DATA FOR THIS EXERCISE:
#####

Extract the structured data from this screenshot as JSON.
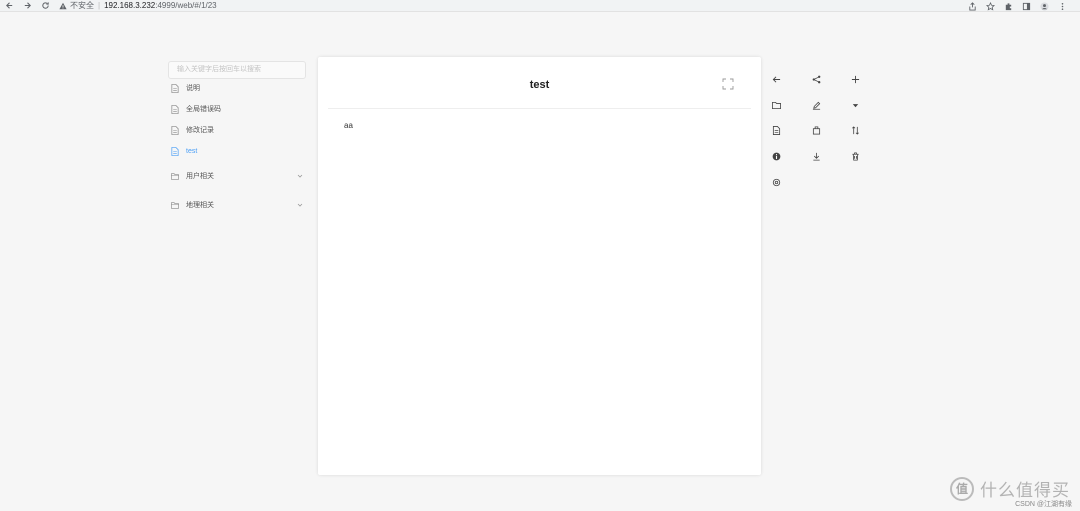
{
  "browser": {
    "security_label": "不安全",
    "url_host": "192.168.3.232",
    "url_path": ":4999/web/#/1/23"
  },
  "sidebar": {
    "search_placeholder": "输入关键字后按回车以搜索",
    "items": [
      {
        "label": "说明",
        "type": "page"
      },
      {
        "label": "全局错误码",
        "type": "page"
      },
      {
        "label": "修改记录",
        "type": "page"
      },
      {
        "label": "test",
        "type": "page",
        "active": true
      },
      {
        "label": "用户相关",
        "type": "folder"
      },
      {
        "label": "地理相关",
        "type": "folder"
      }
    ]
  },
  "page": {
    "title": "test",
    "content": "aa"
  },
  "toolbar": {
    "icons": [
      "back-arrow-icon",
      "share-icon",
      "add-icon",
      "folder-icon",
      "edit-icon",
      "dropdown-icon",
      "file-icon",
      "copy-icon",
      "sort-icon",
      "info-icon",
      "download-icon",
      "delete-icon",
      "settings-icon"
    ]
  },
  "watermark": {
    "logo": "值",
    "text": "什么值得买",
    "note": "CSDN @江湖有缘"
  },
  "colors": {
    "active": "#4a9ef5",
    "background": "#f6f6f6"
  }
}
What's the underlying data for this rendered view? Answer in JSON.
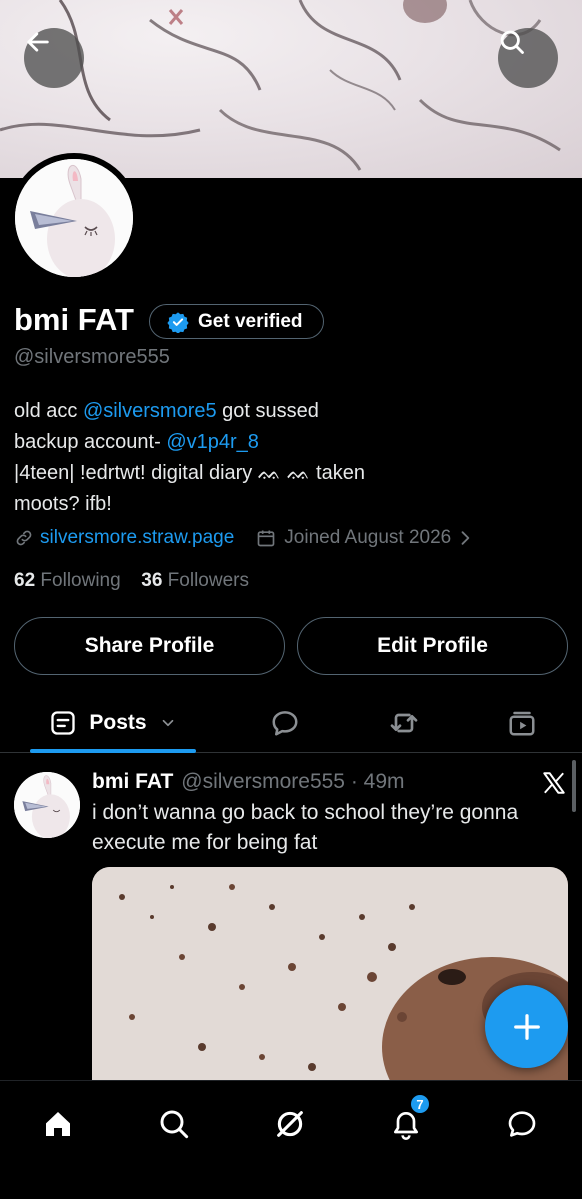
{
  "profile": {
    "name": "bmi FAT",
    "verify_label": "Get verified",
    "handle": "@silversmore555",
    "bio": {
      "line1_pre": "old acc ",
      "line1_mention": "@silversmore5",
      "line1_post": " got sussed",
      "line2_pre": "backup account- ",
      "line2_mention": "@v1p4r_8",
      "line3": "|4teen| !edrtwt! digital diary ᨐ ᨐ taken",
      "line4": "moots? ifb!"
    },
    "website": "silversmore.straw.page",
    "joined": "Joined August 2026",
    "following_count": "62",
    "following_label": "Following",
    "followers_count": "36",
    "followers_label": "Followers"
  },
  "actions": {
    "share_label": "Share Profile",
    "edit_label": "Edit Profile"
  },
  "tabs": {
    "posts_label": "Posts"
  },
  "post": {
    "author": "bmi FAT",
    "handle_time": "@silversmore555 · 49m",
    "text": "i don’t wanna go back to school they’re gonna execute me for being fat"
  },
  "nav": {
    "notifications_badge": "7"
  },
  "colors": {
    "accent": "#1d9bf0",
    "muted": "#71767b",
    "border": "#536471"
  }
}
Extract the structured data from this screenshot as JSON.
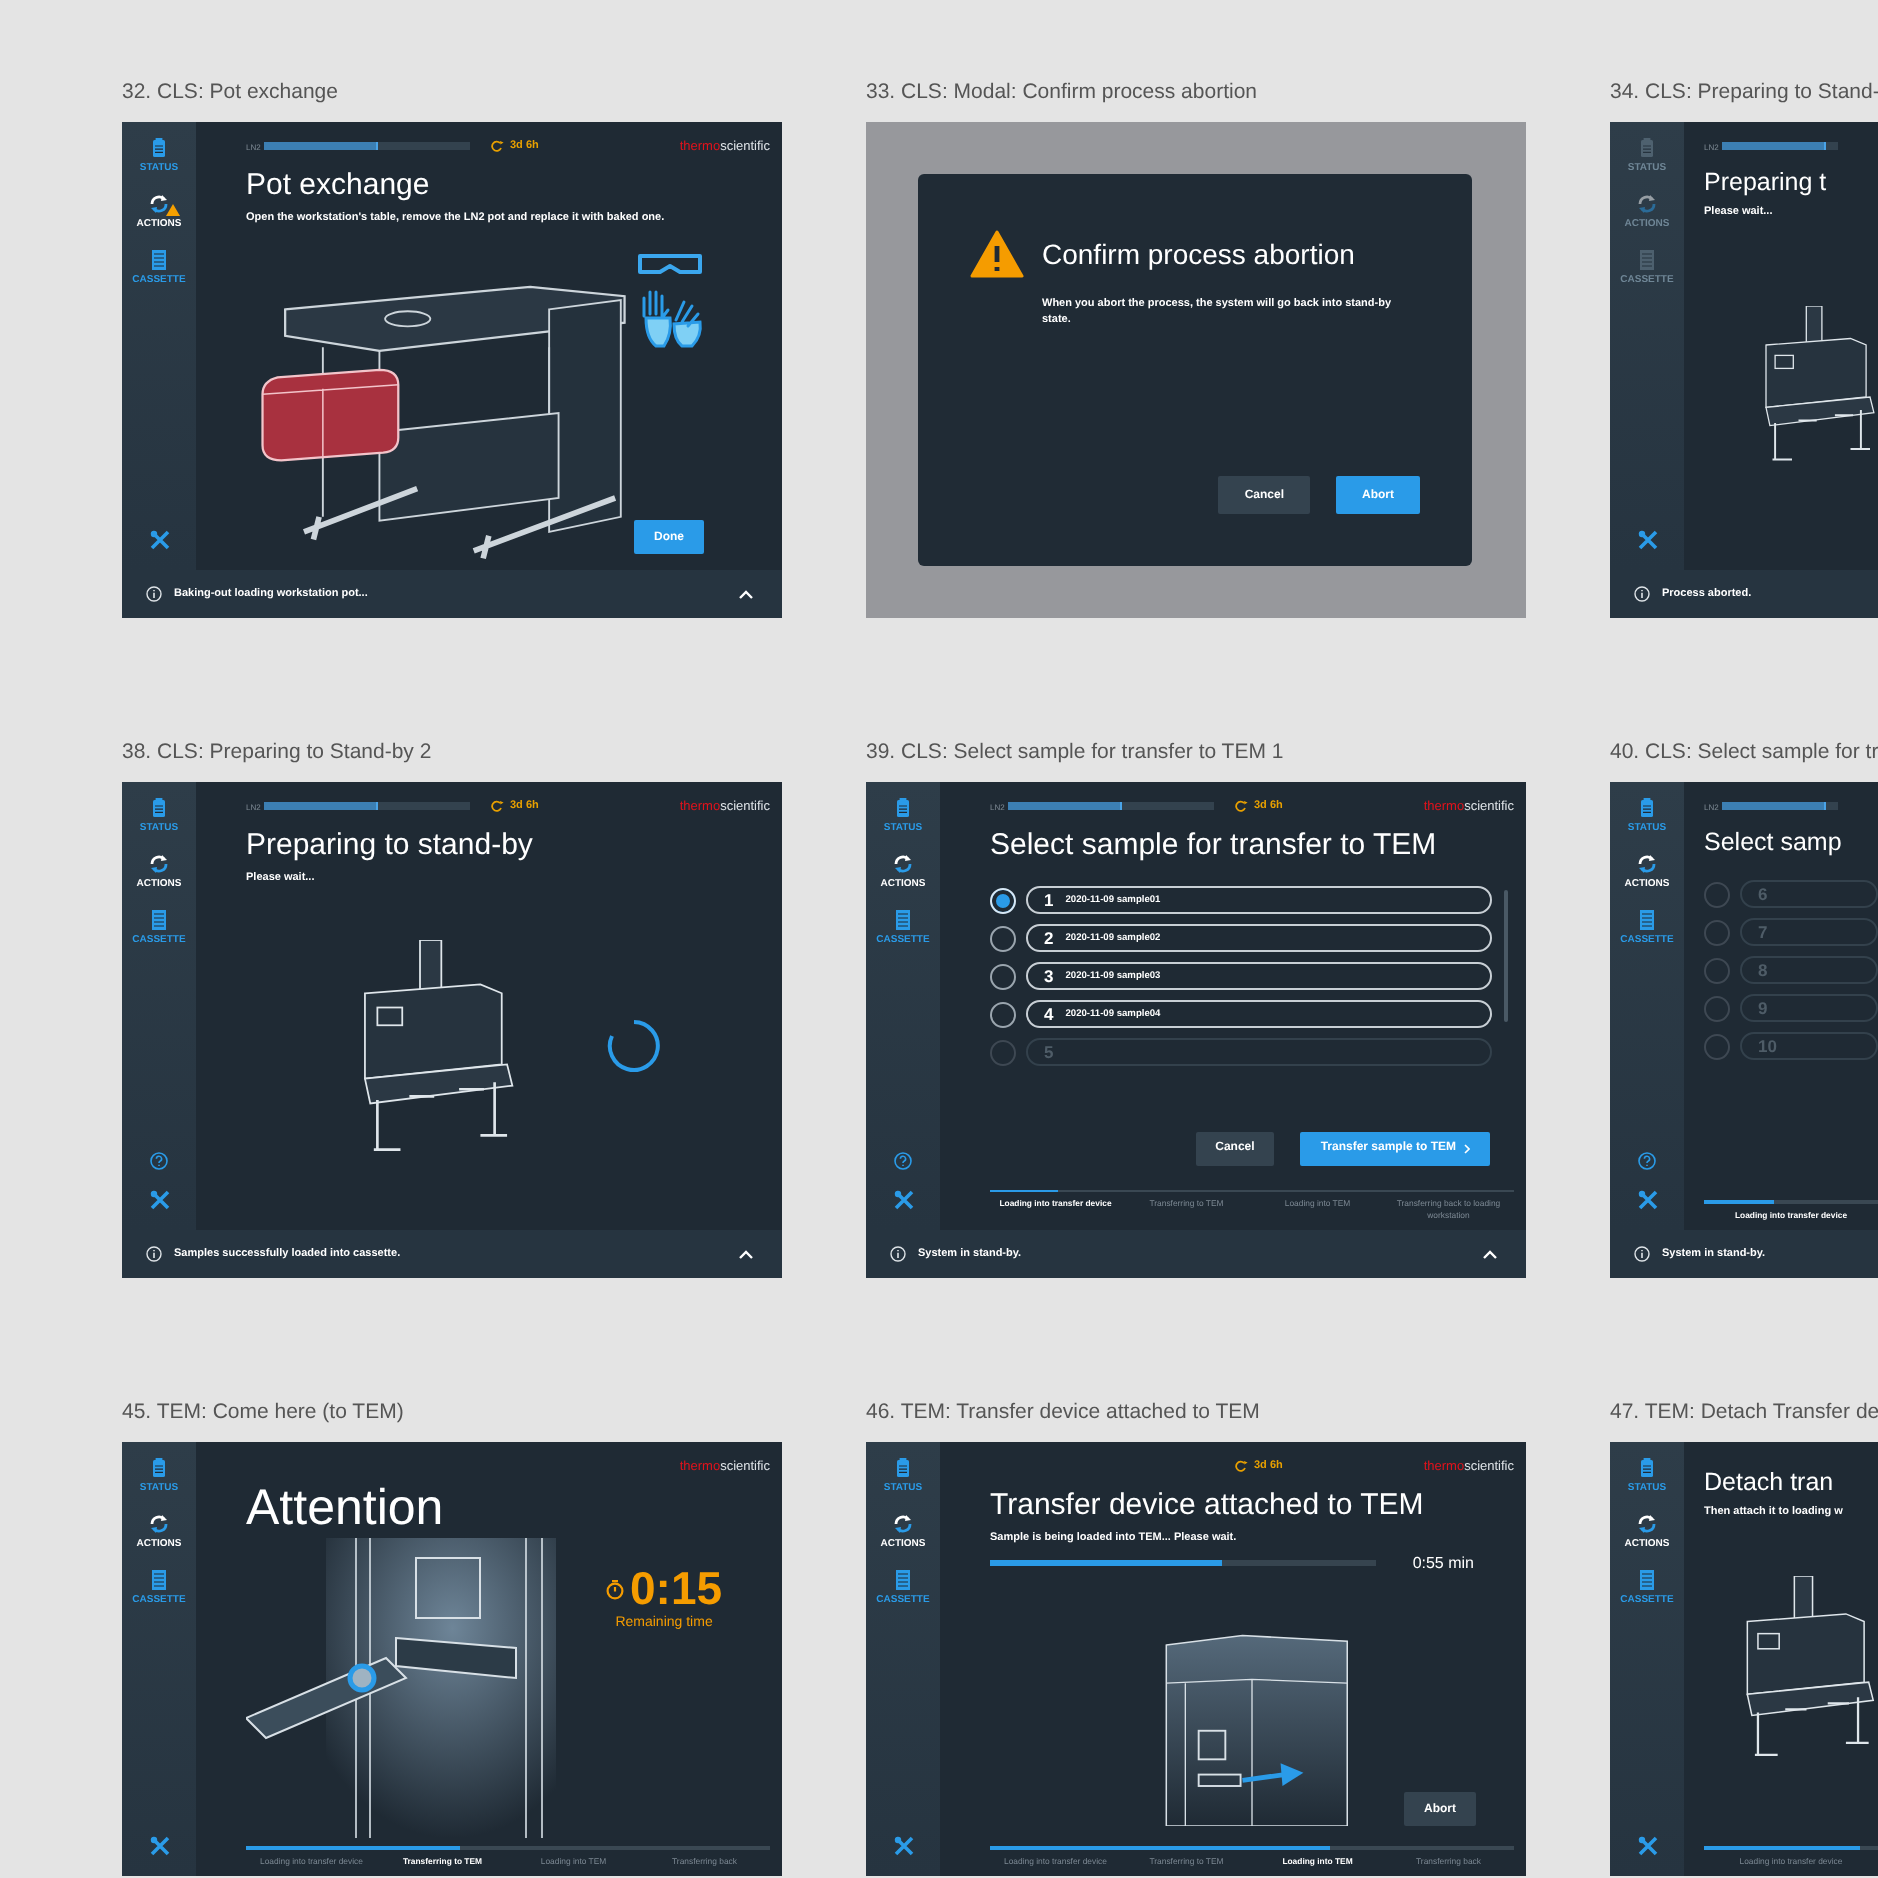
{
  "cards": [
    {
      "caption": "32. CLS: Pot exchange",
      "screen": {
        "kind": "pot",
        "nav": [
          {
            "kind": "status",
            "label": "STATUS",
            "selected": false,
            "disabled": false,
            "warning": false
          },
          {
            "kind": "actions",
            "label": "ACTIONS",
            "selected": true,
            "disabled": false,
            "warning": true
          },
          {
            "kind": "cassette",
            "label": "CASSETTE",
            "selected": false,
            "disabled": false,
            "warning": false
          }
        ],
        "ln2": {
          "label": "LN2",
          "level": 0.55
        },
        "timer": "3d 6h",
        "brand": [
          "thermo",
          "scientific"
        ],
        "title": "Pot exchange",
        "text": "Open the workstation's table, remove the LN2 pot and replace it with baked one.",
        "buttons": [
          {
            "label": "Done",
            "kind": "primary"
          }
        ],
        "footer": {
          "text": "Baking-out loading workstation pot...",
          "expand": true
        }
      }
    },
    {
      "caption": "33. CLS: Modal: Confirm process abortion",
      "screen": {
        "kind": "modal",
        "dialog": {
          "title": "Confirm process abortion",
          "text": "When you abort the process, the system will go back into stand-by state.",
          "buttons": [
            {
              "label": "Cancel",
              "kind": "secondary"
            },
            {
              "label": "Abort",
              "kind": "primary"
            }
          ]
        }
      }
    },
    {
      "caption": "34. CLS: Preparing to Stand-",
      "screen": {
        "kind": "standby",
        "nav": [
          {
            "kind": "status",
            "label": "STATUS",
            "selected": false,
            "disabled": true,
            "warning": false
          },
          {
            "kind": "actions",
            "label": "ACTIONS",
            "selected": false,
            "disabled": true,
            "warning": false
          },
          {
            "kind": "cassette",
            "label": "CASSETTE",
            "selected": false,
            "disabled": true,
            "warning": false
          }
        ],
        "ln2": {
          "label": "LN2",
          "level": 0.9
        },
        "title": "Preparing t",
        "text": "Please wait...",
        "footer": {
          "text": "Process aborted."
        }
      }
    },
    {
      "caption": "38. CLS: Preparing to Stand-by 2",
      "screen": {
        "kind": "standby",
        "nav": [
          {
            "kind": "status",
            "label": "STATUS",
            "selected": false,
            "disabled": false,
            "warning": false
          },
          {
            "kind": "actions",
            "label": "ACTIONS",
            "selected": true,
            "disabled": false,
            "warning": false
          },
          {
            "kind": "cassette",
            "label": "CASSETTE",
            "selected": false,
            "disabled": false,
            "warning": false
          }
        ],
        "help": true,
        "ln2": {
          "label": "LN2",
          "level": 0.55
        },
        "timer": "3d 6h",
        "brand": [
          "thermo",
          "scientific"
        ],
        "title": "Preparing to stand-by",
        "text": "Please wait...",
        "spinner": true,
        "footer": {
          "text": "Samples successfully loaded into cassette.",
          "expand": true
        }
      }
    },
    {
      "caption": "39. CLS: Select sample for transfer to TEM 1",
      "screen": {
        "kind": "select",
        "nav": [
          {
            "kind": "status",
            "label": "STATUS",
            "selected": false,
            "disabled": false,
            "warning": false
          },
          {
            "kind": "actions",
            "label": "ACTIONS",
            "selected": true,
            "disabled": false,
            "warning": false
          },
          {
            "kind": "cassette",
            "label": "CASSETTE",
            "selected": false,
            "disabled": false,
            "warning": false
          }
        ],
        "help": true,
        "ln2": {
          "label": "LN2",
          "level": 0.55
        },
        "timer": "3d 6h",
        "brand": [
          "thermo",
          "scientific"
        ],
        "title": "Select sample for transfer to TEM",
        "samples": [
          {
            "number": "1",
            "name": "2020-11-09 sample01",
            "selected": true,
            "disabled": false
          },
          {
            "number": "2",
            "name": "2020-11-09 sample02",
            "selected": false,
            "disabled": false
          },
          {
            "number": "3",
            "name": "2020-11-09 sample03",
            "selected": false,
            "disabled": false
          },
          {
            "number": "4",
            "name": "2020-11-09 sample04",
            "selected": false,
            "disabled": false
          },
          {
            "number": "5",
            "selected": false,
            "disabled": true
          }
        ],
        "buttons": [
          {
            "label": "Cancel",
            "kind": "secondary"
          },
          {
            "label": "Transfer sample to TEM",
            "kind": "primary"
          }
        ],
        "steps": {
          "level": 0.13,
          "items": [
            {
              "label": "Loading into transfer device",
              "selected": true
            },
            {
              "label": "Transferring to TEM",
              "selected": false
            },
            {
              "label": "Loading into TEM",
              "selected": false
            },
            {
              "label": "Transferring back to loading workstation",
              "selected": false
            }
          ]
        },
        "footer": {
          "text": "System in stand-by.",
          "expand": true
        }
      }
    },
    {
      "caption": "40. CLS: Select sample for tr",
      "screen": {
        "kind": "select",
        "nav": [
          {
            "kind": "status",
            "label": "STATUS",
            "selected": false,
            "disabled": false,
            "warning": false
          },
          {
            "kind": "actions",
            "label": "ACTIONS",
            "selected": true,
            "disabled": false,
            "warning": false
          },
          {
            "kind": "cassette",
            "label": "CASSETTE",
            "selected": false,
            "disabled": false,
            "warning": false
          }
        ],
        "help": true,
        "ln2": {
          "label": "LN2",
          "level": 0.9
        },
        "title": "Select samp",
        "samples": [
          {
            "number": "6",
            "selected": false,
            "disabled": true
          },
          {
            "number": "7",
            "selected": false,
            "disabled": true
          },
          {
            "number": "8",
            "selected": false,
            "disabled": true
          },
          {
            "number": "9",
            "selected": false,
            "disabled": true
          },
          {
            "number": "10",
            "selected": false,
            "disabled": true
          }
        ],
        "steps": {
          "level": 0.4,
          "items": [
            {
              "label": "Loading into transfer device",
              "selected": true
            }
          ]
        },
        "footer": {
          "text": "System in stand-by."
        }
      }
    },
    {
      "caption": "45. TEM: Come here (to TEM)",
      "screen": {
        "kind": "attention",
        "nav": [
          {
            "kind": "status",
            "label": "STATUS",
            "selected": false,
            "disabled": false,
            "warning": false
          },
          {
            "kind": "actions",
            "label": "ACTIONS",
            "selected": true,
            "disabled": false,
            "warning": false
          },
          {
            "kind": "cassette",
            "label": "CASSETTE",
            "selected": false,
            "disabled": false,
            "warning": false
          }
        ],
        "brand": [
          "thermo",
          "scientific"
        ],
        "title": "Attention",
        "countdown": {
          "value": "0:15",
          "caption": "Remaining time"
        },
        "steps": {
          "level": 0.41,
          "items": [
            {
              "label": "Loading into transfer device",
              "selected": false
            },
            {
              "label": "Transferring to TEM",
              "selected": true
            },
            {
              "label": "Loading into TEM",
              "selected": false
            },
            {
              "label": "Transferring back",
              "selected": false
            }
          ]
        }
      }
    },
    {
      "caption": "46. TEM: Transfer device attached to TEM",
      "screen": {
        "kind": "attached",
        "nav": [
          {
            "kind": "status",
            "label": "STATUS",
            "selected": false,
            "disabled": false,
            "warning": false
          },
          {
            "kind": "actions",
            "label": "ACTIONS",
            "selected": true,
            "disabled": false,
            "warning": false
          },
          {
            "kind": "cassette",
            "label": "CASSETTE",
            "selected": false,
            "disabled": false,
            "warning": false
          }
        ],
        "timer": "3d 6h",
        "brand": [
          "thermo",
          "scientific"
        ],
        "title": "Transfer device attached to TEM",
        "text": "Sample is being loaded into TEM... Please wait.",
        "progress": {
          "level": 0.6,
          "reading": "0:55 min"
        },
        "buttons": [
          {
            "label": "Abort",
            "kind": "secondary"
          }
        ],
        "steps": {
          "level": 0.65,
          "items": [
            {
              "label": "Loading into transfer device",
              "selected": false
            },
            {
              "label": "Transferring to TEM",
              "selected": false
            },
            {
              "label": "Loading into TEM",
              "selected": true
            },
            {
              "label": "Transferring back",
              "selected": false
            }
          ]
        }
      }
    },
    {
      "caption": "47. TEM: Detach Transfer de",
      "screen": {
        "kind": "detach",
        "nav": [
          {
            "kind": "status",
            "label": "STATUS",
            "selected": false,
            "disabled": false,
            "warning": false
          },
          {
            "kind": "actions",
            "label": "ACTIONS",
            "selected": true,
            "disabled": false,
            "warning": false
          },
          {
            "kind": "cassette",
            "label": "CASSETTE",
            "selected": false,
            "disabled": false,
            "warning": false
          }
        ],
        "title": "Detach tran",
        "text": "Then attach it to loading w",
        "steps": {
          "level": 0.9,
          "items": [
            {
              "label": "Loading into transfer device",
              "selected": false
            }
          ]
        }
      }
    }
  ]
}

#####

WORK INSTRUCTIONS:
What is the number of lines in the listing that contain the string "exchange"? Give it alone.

TASK SOLUTION:
2